Your assignment:
The answer must consist of every line in the data below that holds the word "JSON".

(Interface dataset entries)
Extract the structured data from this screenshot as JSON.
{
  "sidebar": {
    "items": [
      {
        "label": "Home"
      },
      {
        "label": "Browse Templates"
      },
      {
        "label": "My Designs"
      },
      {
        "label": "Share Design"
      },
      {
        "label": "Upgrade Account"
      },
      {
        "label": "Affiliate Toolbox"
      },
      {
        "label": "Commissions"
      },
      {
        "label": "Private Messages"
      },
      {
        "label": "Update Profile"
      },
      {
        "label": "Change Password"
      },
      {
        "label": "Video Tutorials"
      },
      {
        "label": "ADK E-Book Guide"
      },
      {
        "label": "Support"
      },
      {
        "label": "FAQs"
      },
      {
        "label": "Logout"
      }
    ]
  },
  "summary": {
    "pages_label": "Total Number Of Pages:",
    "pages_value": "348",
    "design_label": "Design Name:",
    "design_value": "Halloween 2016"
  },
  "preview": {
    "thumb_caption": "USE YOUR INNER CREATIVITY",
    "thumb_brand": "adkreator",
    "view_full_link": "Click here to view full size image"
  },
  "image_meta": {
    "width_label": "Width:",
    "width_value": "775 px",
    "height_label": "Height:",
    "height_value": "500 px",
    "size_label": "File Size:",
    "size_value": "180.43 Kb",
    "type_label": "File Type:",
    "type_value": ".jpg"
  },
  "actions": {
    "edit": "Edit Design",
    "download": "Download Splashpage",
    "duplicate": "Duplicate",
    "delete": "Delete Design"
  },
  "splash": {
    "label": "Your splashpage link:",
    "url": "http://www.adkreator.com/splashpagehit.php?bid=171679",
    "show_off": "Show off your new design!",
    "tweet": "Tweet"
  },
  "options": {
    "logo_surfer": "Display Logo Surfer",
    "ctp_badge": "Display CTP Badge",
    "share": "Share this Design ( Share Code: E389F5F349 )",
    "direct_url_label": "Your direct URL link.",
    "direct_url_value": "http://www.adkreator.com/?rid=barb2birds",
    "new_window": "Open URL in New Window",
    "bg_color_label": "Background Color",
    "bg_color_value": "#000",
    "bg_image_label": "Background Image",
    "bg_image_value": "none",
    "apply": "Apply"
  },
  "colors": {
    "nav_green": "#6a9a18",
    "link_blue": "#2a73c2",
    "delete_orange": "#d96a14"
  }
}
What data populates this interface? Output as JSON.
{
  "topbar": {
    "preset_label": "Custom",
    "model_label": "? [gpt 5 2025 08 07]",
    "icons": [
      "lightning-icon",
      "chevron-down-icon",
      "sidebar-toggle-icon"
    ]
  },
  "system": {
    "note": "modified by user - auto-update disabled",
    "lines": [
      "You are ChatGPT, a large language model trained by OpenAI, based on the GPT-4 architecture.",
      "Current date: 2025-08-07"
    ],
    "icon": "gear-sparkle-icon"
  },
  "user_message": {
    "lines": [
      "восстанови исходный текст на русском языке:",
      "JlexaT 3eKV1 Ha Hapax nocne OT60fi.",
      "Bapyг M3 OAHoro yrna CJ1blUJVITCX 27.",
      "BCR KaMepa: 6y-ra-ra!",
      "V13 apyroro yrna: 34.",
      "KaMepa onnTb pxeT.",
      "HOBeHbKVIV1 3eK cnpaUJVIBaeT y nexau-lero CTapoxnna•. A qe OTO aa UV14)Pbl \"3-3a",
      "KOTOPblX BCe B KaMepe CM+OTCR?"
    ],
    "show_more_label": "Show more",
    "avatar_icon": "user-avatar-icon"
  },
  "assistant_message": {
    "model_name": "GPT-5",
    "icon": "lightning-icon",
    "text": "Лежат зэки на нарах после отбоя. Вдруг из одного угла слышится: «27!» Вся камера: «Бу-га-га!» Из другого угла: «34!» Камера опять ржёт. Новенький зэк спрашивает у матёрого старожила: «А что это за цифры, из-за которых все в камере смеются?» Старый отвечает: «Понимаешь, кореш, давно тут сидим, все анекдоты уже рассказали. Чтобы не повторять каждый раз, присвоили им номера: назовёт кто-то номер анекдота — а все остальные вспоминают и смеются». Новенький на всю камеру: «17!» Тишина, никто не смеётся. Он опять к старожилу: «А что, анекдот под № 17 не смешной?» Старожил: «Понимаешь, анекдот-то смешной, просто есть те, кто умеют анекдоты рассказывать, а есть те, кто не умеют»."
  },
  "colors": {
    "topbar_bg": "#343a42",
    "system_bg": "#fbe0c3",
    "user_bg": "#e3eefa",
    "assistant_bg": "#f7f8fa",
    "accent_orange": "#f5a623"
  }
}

Task solution:
Extract the structured data from this screenshot as JSON.
What data populates this interface? Output as JSON.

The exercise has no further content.